One major flaw is that it's too easy and too lucrative for multinational companies to shift and shelter profits abroad. Apple has the biggest overseas stash at about $102 billion, but other companies -- especially high-tech firms, whose assets are mostly intellectual property -- have piles of cash, too. According to one estimate, just the largest 83 companies have $1.46 trillion sitting offshore.
In the first time an Apple CEO testified before Congress, Tim Cook vigorously defended the company's practices. He denied that Apple is relying on "tax gimmicks" and pointed out that it has a duty to shareholders to do everything legally allowed to reduce its taxes.
That current corporate tax rate is among the highest of developed nations and hurts the competitiveness of U.S. companies, CEOs point out. Many other countries, however, have ended special provisions that allow corporations to lower their tax bills.
The goal ought to be the same here -- a simpler, fairer system that broadens the base, treats different industries more equally and lowers the overall rate.
President Barack Obama has backed an overhaul of corporate taxes, outlining a framework last year to eliminate loopholes and reduce the rate to 28%, while raising an additional $250 billion over 10 years. In March, he went further, telling Republicans that he's willing to consider working on it separately from reforming individual income taxes, and to support a bill that does not increase revenue.

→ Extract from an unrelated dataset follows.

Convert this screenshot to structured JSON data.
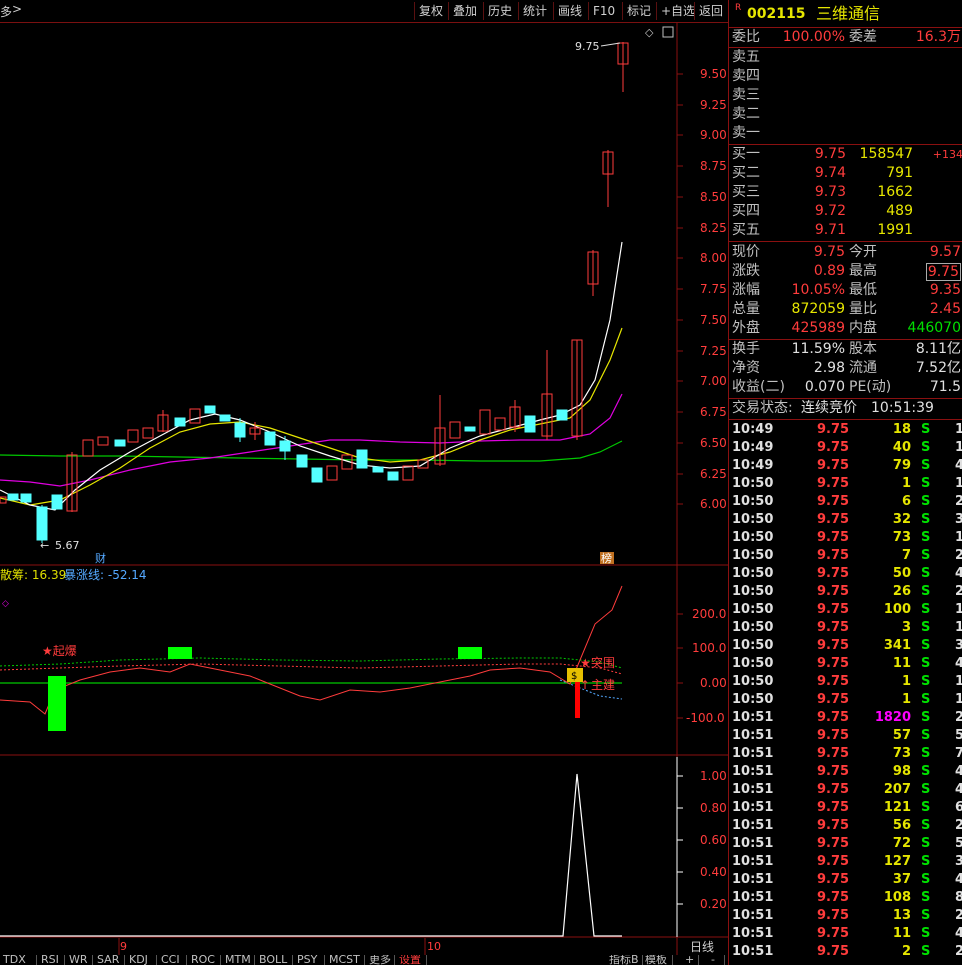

While it's well and good for members of Congress to spout outrage over Apple's tax tactics, it would be far more productive to get to the hard work of fixing the tax system.